…for those without a commercial Lasting Power of Attorney.
“It’ll never happen to me”
…and that’s what a lot of us think, but sadly accidents do happen.
All the time and often out of the blue. And in a heartbeat, lives can be turned upside down.
Very real statistics tell us that every 90 seconds someone is admitted to hospital in the UK with a brain injury, with traffic or contact-sport accidents being examples of what can go wrong.
Not to mention Stroke which is now the second single most common cause of death in the world, causing 6.7 million deaths each year.
And these awful instances often don’t result in loss of life but in long-term disability, illness and/or loss of mental capacity, the implications of which are huge.
What would happen to you in such a situation? Who would be legally able to not only manage your health and welfare, but your property and finances, your business?
Commercial LPA - a critical part of business continuity planning
If you’re a sole trader or a partner in private business, a commercial Lasting Power of Attorney is as important as your Employer’s Liability, Professional Indemnity or Key Person insurance policies.
In the event of any incapacitation due to illness or injury, there is no ‘automatic right’ granted to deal with another person’s affairs. So, despite your contingency plans or verbal agreements with a business partner or spouse, in the eyes of the law no one else has the authority to handle your business affairs.
By putting an LPA in place, you get to choose who you would like to deal with your business affairs (your attorney) should you become unable to do so.

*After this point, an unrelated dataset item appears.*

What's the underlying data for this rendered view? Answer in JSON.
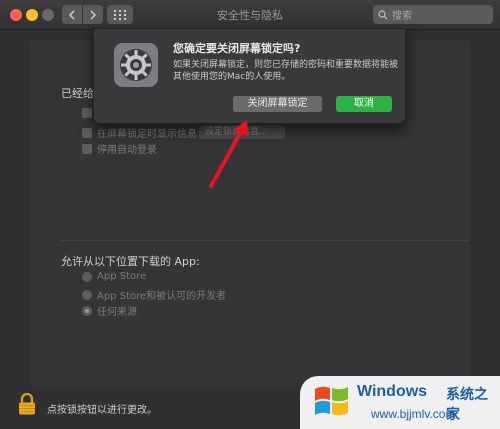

The LPA can cover both your personal and business affairs or you can restrict it to business affairs only (a commercial LPA).
In most circumstances, your attorney (s) can do the following on your behalf:
- Buy and sell property
- Organise property insurance and repairs
- Access your bank statements
- Open and close bank accounts
- Invest your assets
- Deal with your tax affairs
What happens if I don’t have a commercial LPA?
If you found yourself in a position in which you were unable to manage your business affairs, ask yourself who would be authorised to pay you, your staff and suppliers? Who could renew business-critical insurance policies? Who could agree new business contracts?
Even in the short-term, if your business cannot continue to operate as normal, the consequences are potentially devastating.
In the absence of a commercial LPA, an application would need to be made to the Court of Protection for an order to appoint someone else (a Deputy) to act on your behalf.
Not only is this process often hugely expensive, but it’s also time-consuming and protracted. And whilst the deputy order is being processed, still no-one has the legal authority to handle any of your financial affairs.
The longer-term implications could be catastrophic and could result in your business (and those who rely on it) suffering irreparably.
The real face of putting it off
A common misconception I encounter is that loss of mental capacity only really affects the old and infirm. My answer is always the same: Age doesn’t come into it.
Sadly, I deal with the unplanned-for and unexpected scenarios only too often. I witness first-hand the immeasurable stress, pain and heartache that family, friends and colleagues are experiencing.
Let me tell you about a couple I met a few years ago...
Nick and Sarah* were in their mid-30’s, homeowners and with a young family. Nick owned his own rental business with a strong portfolio of properties and Sarah was a stay-at-home mum. They were both young, fit and healthy.
They came to see me to set up their wills but decided not to take out LPAs – they felt the wills and life insurance policies adequately covered all bases and that an LPA seemed unnecessary.
Fast forward 6 months and tragically Nick was involved in a serious road traffic accident resulting in brain injury and a 12-month coma.
Without an LPA in place, no one could access Nick’s business bank accounts. Not only did the family rely 100% on Nick’s income, which couldn’t be paid, but Sarah also had to personally pay for the ongoing business bills, maintenance and repair of the properties whilst she applied to the Court of Protection. All this on top of her own grief and distress, overseeing her husband’s care and maintaining the normal family responsibilities.
A small price to pay
Anyone who’s been involved in setting up, growing and running a business knows the blood, sweat and tears it takes.
So, in the grand scheme of things, setting up a commercial LPA is a small price to pay for peace of mind that if the worst-case happens, everything you’ve worked so hard for is protected.
Your business can safely carry on operating as normal with someone you trust (your attorney) taking responsibility for it (and under the Mental Capacity Act 2005, your attorney must act in your best interests and must follow a Code of Practice).
And if you sell your business or retire, you can simply revoke your LPA at any time.
Here to talk you through it
Setting up a commercial Lasting Power of Attorney is a straight-forward process and at Susan Howarth & Company Solicitors, we’re here to help.
If you’d like to speak to us concerning a commercial Lasting Power of Attorney, please contact Natalie Whitmore on 01606 48777 or pop in to one of our FREE Wills & Probate clinics.
* Names and identifying details have been changed to protect the privacy of individuals.
This article has been written for your general information only and is not a detailed statement of the law. It should not be used as a substitute for specific legal advice. If you require specific legal advice please do not hesitate to contact us on 01606 48777.